▶ DATA EXTRACT:

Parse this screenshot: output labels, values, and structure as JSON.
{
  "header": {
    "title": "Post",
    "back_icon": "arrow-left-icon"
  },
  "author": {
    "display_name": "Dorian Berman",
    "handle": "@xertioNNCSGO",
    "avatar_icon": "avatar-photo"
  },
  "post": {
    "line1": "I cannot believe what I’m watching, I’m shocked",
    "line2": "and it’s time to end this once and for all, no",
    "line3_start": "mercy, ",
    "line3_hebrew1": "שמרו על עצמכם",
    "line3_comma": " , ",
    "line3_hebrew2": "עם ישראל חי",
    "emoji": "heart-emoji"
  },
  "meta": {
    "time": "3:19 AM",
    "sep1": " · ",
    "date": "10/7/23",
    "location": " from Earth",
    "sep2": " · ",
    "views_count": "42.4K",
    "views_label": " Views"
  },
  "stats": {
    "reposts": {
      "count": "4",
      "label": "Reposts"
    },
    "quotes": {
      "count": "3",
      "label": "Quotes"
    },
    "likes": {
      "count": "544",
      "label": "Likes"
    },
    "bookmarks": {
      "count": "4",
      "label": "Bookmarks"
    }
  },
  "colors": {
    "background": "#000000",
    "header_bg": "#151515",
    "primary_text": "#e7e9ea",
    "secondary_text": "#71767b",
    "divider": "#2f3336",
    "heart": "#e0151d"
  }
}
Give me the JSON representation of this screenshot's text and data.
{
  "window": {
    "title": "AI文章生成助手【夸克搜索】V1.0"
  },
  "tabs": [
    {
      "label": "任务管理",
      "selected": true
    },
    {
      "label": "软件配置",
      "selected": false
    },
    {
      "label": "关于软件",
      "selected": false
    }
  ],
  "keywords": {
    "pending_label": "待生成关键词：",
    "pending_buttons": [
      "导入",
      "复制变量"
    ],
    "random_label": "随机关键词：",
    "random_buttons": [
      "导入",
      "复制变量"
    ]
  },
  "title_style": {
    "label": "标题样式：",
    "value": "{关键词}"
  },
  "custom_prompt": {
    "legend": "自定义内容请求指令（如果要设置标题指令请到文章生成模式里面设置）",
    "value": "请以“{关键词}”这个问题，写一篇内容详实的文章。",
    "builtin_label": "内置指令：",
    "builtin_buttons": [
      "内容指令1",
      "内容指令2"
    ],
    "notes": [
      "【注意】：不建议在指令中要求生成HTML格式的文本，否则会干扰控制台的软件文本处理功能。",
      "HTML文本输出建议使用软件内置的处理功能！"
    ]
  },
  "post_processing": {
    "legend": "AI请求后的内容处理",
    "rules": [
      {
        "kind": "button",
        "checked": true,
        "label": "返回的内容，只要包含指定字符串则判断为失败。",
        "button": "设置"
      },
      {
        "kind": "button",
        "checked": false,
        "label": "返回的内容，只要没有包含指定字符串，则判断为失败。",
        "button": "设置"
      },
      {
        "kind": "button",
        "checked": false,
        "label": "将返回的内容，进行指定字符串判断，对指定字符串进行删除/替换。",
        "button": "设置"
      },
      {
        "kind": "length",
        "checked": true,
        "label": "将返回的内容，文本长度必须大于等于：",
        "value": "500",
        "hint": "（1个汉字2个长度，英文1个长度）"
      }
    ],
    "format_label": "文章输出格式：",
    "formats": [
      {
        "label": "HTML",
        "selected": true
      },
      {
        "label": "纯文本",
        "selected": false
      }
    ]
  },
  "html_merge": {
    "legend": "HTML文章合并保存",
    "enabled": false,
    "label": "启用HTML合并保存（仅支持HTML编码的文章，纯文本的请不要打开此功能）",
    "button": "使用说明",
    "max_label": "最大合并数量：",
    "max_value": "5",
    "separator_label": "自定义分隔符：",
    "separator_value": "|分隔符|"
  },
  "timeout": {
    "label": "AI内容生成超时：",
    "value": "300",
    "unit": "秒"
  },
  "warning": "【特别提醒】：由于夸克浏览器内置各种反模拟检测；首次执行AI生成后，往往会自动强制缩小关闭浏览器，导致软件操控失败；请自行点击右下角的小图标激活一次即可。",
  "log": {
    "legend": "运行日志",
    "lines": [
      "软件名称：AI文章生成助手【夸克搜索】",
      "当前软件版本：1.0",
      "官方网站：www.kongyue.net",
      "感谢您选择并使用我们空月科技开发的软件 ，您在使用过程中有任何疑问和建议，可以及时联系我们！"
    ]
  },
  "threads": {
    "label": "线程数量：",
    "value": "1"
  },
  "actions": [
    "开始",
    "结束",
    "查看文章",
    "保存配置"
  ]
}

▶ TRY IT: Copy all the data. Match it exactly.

▶ ANSWER SECTION:
Parse this screenshot: output labels, values, and structure as JSON.
{
  "header": {
    "title": "Post",
    "back_icon": "arrow-left-icon"
  },
  "author": {
    "display_name": "Dorian Berman",
    "handle": "@xertioNNCSGO",
    "avatar_icon": "avatar-photo"
  },
  "post": {
    "line1": "I cannot believe what I’m watching, I’m shocked",
    "line2": "and it’s time to end this once and for all, no",
    "line3_start": "mercy, ",
    "line3_hebrew1": "שמרו על עצמכם",
    "line3_comma": " , ",
    "line3_hebrew2": "עם ישראל חי",
    "emoji": "heart-emoji"
  },
  "meta": {
    "time": "3:19 AM",
    "sep1": " · ",
    "date": "10/7/23",
    "location": " from Earth",
    "sep2": " · ",
    "views_count": "42.4K",
    "views_label": " Views"
  },
  "stats": {
    "reposts": {
      "count": "4",
      "label": "Reposts"
    },
    "quotes": {
      "count": "3",
      "label": "Quotes"
    },
    "likes": {
      "count": "544",
      "label": "Likes"
    },
    "bookmarks": {
      "count": "4",
      "label": "Bookmarks"
    }
  },
  "colors": {
    "background": "#000000",
    "header_bg": "#151515",
    "primary_text": "#e7e9ea",
    "secondary_text": "#71767b",
    "divider": "#2f3336",
    "heart": "#e0151d"
  }
}
Give me the JSON representation of this screenshot's text and data.
{
  "window": {
    "title": "AI文章生成助手【夸克搜索】V1.0"
  },
  "tabs": [
    {
      "label": "任务管理",
      "selected": true
    },
    {
      "label": "软件配置",
      "selected": false
    },
    {
      "label": "关于软件",
      "selected": false
    }
  ],
  "keywords": {
    "pending_label": "待生成关键词：",
    "pending_buttons": [
      "导入",
      "复制变量"
    ],
    "random_label": "随机关键词：",
    "random_buttons": [
      "导入",
      "复制变量"
    ]
  },
  "title_style": {
    "label": "标题样式：",
    "value": "{关键词}"
  },
  "custom_prompt": {
    "legend": "自定义内容请求指令（如果要设置标题指令请到文章生成模式里面设置）",
    "value": "请以“{关键词}”这个问题，写一篇内容详实的文章。",
    "builtin_label": "内置指令：",
    "builtin_buttons": [
      "内容指令1",
      "内容指令2"
    ],
    "notes": [
      "【注意】：不建议在指令中要求生成HTML格式的文本，否则会干扰控制台的软件文本处理功能。",
      "HTML文本输出建议使用软件内置的处理功能！"
    ]
  },
  "post_processing": {
    "legend": "AI请求后的内容处理",
    "rules": [
      {
        "kind": "button",
        "checked": true,
        "label": "返回的内容，只要包含指定字符串则判断为失败。",
        "button": "设置"
      },
      {
        "kind": "button",
        "checked": false,
        "label": "返回的内容，只要没有包含指定字符串，则判断为失败。",
        "button": "设置"
      },
      {
        "kind": "button",
        "checked": false,
        "label": "将返回的内容，进行指定字符串判断，对指定字符串进行删除/替换。",
        "button": "设置"
      },
      {
        "kind": "length",
        "checked": true,
        "label": "将返回的内容，文本长度必须大于等于：",
        "value": "500",
        "hint": "（1个汉字2个长度，英文1个长度）"
      }
    ],
    "format_label": "文章输出格式：",
    "formats": [
      {
        "label": "HTML",
        "selected": true
      },
      {
        "label": "纯文本",
        "selected": false
      }
    ]
  },
  "html_merge": {
    "legend": "HTML文章合并保存",
    "enabled": false,
    "label": "启用HTML合并保存（仅支持HTML编码的文章，纯文本的请不要打开此功能）",
    "button": "使用说明",
    "max_label": "最大合并数量：",
    "max_value": "5",
    "separator_label": "自定义分隔符：",
    "separator_value": "|分隔符|"
  },
  "timeout": {
    "label": "AI内容生成超时：",
    "value": "300",
    "unit": "秒"
  },
  "warning": "【特别提醒】：由于夸克浏览器内置各种反模拟检测；首次执行AI生成后，往往会自动强制缩小关闭浏览器，导致软件操控失败；请自行点击右下角的小图标激活一次即可。",
  "log": {
    "legend": "运行日志",
    "lines": [
      "软件名称：AI文章生成助手【夸克搜索】",
      "当前软件版本：1.0",
      "官方网站：www.kongyue.net",
      "感谢您选择并使用我们空月科技开发的软件 ，您在使用过程中有任何疑问和建议，可以及时联系我们！"
    ]
  },
  "threads": {
    "label": "线程数量：",
    "value": "1"
  },
  "actions": [
    "开始",
    "结束",
    "查看文章",
    "保存配置"
  ]
}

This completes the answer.